◆ Problem to solve:
Copy out the records that appear below, exactly as each one reads.

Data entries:
'''
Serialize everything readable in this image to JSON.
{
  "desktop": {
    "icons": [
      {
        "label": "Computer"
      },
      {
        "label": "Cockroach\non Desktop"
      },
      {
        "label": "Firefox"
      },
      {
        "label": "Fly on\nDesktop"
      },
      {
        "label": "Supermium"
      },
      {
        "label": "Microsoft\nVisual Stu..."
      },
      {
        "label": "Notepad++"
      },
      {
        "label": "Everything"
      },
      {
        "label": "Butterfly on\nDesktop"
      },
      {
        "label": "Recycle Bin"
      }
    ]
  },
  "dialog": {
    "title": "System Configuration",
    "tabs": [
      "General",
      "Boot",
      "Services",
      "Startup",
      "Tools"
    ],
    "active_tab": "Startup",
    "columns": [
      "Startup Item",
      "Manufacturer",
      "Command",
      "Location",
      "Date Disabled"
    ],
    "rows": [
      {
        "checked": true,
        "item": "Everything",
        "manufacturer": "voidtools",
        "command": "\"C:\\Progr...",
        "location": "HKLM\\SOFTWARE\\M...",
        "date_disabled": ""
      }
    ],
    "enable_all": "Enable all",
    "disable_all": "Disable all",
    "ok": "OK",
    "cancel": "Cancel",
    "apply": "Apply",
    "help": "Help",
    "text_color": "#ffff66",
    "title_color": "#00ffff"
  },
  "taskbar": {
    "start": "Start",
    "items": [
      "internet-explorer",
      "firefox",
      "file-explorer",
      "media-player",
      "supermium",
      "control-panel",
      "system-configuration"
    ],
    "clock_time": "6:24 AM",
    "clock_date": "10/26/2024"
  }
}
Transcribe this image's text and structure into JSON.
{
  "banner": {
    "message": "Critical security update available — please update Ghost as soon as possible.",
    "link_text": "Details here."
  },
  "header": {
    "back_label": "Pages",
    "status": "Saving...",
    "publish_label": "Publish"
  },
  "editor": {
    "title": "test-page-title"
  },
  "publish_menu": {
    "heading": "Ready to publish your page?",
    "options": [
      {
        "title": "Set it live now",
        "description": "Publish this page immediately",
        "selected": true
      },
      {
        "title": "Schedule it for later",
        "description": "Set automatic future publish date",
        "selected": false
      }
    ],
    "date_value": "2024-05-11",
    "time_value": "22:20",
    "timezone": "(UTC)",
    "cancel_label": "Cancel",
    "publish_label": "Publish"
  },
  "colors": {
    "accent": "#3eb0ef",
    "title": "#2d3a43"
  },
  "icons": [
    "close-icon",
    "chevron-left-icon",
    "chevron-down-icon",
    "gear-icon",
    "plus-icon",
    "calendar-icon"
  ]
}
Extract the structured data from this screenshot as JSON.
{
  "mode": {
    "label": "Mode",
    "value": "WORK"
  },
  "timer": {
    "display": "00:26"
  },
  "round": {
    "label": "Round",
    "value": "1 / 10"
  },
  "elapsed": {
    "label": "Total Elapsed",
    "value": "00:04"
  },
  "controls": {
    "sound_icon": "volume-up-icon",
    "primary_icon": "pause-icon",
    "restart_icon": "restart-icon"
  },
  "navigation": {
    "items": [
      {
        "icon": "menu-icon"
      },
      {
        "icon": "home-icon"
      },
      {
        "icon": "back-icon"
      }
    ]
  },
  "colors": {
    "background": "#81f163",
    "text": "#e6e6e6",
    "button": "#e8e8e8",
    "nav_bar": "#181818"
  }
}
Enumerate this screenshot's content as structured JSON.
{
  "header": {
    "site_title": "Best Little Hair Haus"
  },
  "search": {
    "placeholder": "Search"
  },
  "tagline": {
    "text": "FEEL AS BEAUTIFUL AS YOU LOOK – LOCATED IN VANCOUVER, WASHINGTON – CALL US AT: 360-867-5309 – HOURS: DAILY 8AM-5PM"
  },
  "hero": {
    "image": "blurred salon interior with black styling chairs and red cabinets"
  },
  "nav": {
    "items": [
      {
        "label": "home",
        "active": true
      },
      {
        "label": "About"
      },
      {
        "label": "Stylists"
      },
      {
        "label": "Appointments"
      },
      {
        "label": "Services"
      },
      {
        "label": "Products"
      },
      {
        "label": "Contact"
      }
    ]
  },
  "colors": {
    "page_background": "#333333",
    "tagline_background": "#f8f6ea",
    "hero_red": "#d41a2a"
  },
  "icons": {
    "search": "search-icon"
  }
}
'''
◆ Exercise result:
Serialize everything readable in this image to JSON.
{
  "desktop": {
    "icons": [
      {
        "label": "Computer"
      },
      {
        "label": "Cockroach\non Desktop"
      },
      {
        "label": "Firefox"
      },
      {
        "label": "Fly on\nDesktop"
      },
      {
        "label": "Supermium"
      },
      {
        "label": "Microsoft\nVisual Stu..."
      },
      {
        "label": "Notepad++"
      },
      {
        "label": "Everything"
      },
      {
        "label": "Butterfly on\nDesktop"
      },
      {
        "label": "Recycle Bin"
      }
    ]
  },
  "dialog": {
    "title": "System Configuration",
    "tabs": [
      "General",
      "Boot",
      "Services",
      "Startup",
      "Tools"
    ],
    "active_tab": "Startup",
    "columns": [
      "Startup Item",
      "Manufacturer",
      "Command",
      "Location",
      "Date Disabled"
    ],
    "rows": [
      {
        "checked": true,
        "item": "Everything",
        "manufacturer": "voidtools",
        "command": "\"C:\\Progr...",
        "location": "HKLM\\SOFTWARE\\M...",
        "date_disabled": ""
      }
    ],
    "enable_all": "Enable all",
    "disable_all": "Disable all",
    "ok": "OK",
    "cancel": "Cancel",
    "apply": "Apply",
    "help": "Help",
    "text_color": "#ffff66",
    "title_color": "#00ffff"
  },
  "taskbar": {
    "start": "Start",
    "items": [
      "internet-explorer",
      "firefox",
      "file-explorer",
      "media-player",
      "supermium",
      "control-panel",
      "system-configuration"
    ],
    "clock_time": "6:24 AM",
    "clock_date": "10/26/2024"
  }
}
Transcribe this image's text and structure into JSON.
{
  "banner": {
    "message": "Critical security update available — please update Ghost as soon as possible.",
    "link_text": "Details here."
  },
  "header": {
    "back_label": "Pages",
    "status": "Saving...",
    "publish_label": "Publish"
  },
  "editor": {
    "title": "test-page-title"
  },
  "publish_menu": {
    "heading": "Ready to publish your page?",
    "options": [
      {
        "title": "Set it live now",
        "description": "Publish this page immediately",
        "selected": true
      },
      {
        "title": "Schedule it for later",
        "description": "Set automatic future publish date",
        "selected": false
      }
    ],
    "date_value": "2024-05-11",
    "time_value": "22:20",
    "timezone": "(UTC)",
    "cancel_label": "Cancel",
    "publish_label": "Publish"
  },
  "colors": {
    "accent": "#3eb0ef",
    "title": "#2d3a43"
  },
  "icons": [
    "close-icon",
    "chevron-left-icon",
    "chevron-down-icon",
    "gear-icon",
    "plus-icon",
    "calendar-icon"
  ]
}
Extract the structured data from this screenshot as JSON.
{
  "mode": {
    "label": "Mode",
    "value": "WORK"
  },
  "timer": {
    "display": "00:26"
  },
  "round": {
    "label": "Round",
    "value": "1 / 10"
  },
  "elapsed": {
    "label": "Total Elapsed",
    "value": "00:04"
  },
  "controls": {
    "sound_icon": "volume-up-icon",
    "primary_icon": "pause-icon",
    "restart_icon": "restart-icon"
  },
  "navigation": {
    "items": [
      {
        "icon": "menu-icon"
      },
      {
        "icon": "home-icon"
      },
      {
        "icon": "back-icon"
      }
    ]
  },
  "colors": {
    "background": "#81f163",
    "text": "#e6e6e6",
    "button": "#e8e8e8",
    "nav_bar": "#181818"
  }
}
Enumerate this screenshot's content as structured JSON.
{
  "header": {
    "site_title": "Best Little Hair Haus"
  },
  "search": {
    "placeholder": "Search"
  },
  "tagline": {
    "text": "FEEL AS BEAUTIFUL AS YOU LOOK – LOCATED IN VANCOUVER, WASHINGTON – CALL US AT: 360-867-5309 – HOURS: DAILY 8AM-5PM"
  },
  "hero": {
    "image": "blurred salon interior with black styling chairs and red cabinets"
  },
  "nav": {
    "items": [
      {
        "label": "home",
        "active": true
      },
      {
        "label": "About"
      },
      {
        "label": "Stylists"
      },
      {
        "label": "Appointments"
      },
      {
        "label": "Services"
      },
      {
        "label": "Products"
      },
      {
        "label": "Contact"
      }
    ]
  },
  "colors": {
    "page_background": "#333333",
    "tagline_background": "#f8f6ea",
    "hero_red": "#d41a2a"
  },
  "icons": {
    "search": "search-icon"
  }
}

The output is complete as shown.